Instructions for the task:
Please return each entry that follows exactly as given, but without pictures.

Material for this exercise:
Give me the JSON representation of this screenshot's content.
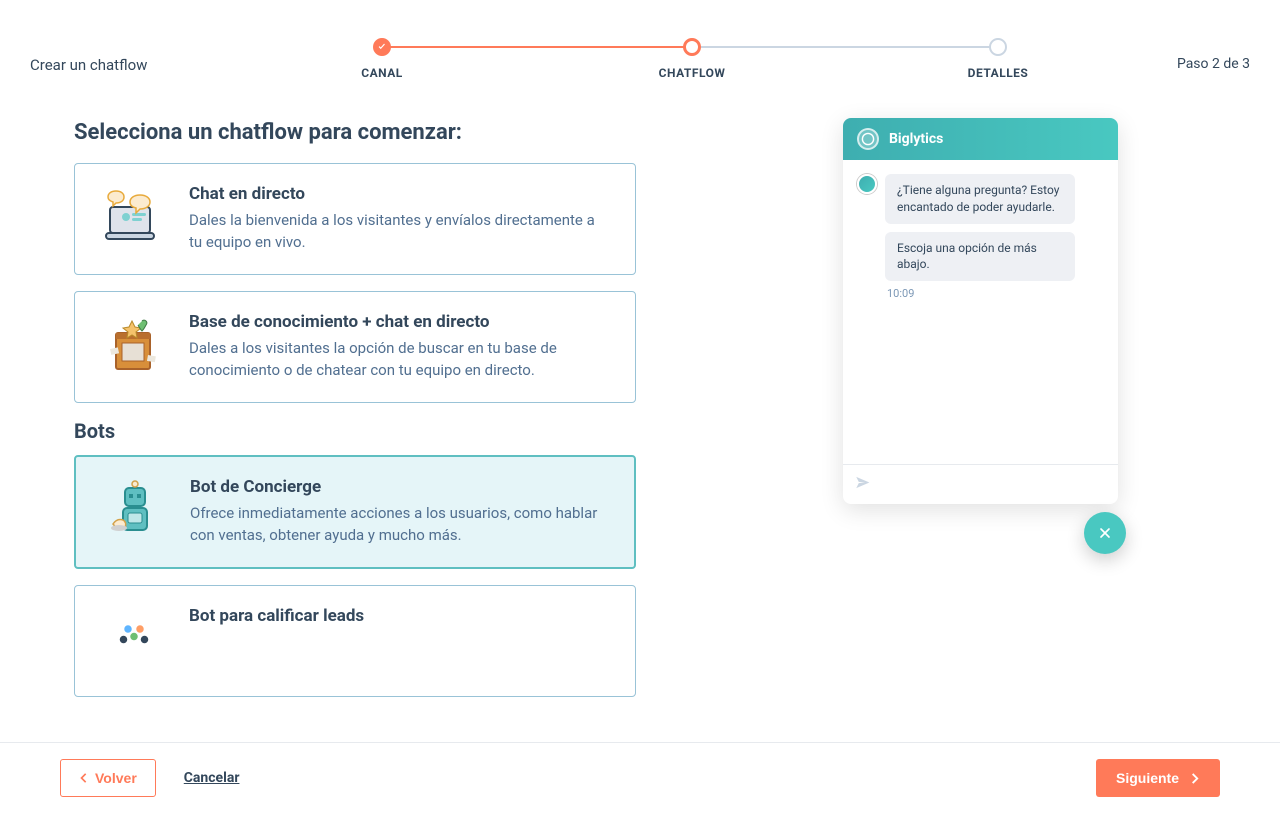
{
  "header": {
    "title": "Crear un chatflow",
    "step_text": "Paso 2 de 3"
  },
  "stepper": {
    "step1": "CANAL",
    "step2": "CHATFLOW",
    "step3": "DETALLES"
  },
  "section_title": "Selecciona un chatflow para comenzar:",
  "cards": {
    "live_chat": {
      "title": "Chat en directo",
      "desc": "Dales la bienvenida a los visitantes y envíalos directamente a tu equipo en vivo."
    },
    "kb_chat": {
      "title": "Base de conocimiento + chat en directo",
      "desc": "Dales a los visitantes la opción de buscar en tu base de conocimiento o de chatear con tu equipo en directo."
    },
    "bots_heading": "Bots",
    "concierge": {
      "title": "Bot de Concierge",
      "desc": "Ofrece inmediatamente acciones a los usuarios, como hablar con ventas, obtener ayuda y mucho más."
    },
    "qualify": {
      "title": "Bot para calificar leads"
    }
  },
  "chat": {
    "brand": "Biglytics",
    "msg1": "¿Tiene alguna pregunta? Estoy encantado de poder ayudarle.",
    "msg2": "Escoja una opción de más abajo.",
    "time": "10:09"
  },
  "footer": {
    "back": "Volver",
    "cancel": "Cancelar",
    "next": "Siguiente"
  }
}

Expected answer:
Give me the JSON representation of this screenshot's content.
{
  "header": {
    "title": "Crear un chatflow",
    "step_text": "Paso 2 de 3"
  },
  "stepper": {
    "step1": "CANAL",
    "step2": "CHATFLOW",
    "step3": "DETALLES"
  },
  "section_title": "Selecciona un chatflow para comenzar:",
  "cards": {
    "live_chat": {
      "title": "Chat en directo",
      "desc": "Dales la bienvenida a los visitantes y envíalos directamente a tu equipo en vivo."
    },
    "kb_chat": {
      "title": "Base de conocimiento + chat en directo",
      "desc": "Dales a los visitantes la opción de buscar en tu base de conocimiento o de chatear con tu equipo en directo."
    },
    "bots_heading": "Bots",
    "concierge": {
      "title": "Bot de Concierge",
      "desc": "Ofrece inmediatamente acciones a los usuarios, como hablar con ventas, obtener ayuda y mucho más."
    },
    "qualify": {
      "title": "Bot para calificar leads"
    }
  },
  "chat": {
    "brand": "Biglytics",
    "msg1": "¿Tiene alguna pregunta? Estoy encantado de poder ayudarle.",
    "msg2": "Escoja una opción de más abajo.",
    "time": "10:09"
  },
  "footer": {
    "back": "Volver",
    "cancel": "Cancelar",
    "next": "Siguiente"
  }
}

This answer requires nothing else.